• So no matter how many times I watch this video and how many times my Chemistry teacher explains it I cat seem to understand how to balance equations. If I have
N2+ H2---> NH3 what would I get and how would would I get that answer? I have a work sheet due on this this Wednesday so I need help fast.
• Write it out on a piece of paper and underneath each side of the equation write out how many of each atom there are.

N2 + H2 -> NH3

On the left there is 2 N and 2 H
On the right there is 1 N and 3 H

If we tried to balance starting with H you'd need to use a fraction or decimal and would get messy, so let's start with N.
There's 2 on the left and 1 on the right, so we need to change the coefficient of NH3 to 2

Now we have
N2 + H2 -> 2NH3

Total the atoms up again:
On the left there is 2 N and 2 H still
On the right there is 2 N and 6 H now

So now all we need to do is make the left side have 6 H in total. So all we need to do is make the coefficient of H2 3

N2 + 3H2 -> 2NH3
• is not 03 a molecule in the atmosphere?
• Yes, ozone is found in the atmosphere at an overall concentration of 0.6 ppm.
But most of it is found in the upper atmosphere.
Ozone is highly unstable. It rapidly decomposes to oxygen in the lower atmosphere.
In the upper atmosphere (in the ozone layer), ultraviolet rays from the sun are constantly converting oxygen molecules into ozone, and the concentration of ozone there ranges from 2 to 8 ppm.
• At , since the equation reads 2Alsub2 Osub3, does the coefficient from 2Alsub2 apply to Osub3, or is it just assumed that we know that oxygen is doubled or something?
• The coefficient 2 in 2Al₂O₃means 2×(Al₂O₃).
Everything inside the parentheses gets doubled, so there are 4 Al atoms and 6 O atoms.
• do you have to multiply each side by the same number?
Sorry I'm just a bit confused.
And also do you have to multiply each molecule?
• We will have to multiply each sides by the same number if one of the molecules has a fractional value after balancing(1.5 for oxygen becomes 3 by multiplying every molecule on both sides by 2). However, when the reaction is not balanced(when both sides do not have equal number of atoms of every element) we multiply the value of the molecule/atom by a suitable number on the side where it has fewer atoms.
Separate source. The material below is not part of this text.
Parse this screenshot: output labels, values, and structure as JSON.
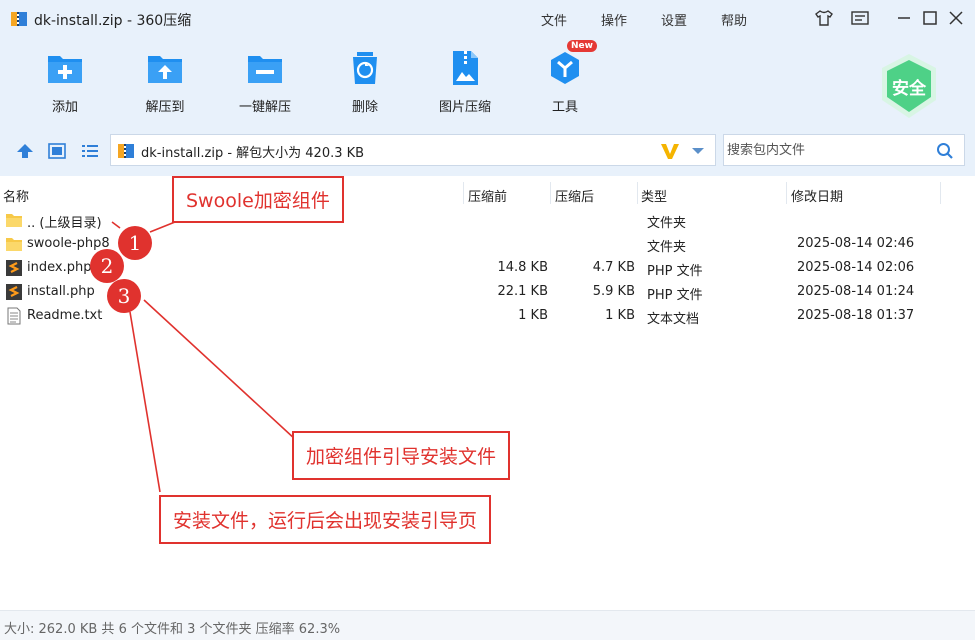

We do this until the reaction is perfectly balanced and we are sure that the Law of Conservation of Mass is followed. I hope this answers your question.
• I have a question, for the Al oxide how did he get one?
• I’ll assume you’re referring to . The top equation is balanced. If an equation is balanced and if a chemical doesn’t have a coefficient, then we assume it has a coefficient of 1. It’s implicit as Sal mentioned. Similar to how variables are assumed to have coefficients of 1 if they do not have explicit coefficients (e.i. x = 1x).

Hope that helps.
• I was trying to do this, but I failed, is there an easier way to try this?
• well...not really...
Just practice
• is the equation technically balanced already at ? say we don't care about molecules being half molecules. Just wanna make sure i understood
• Yes, the equation is technically balanced at .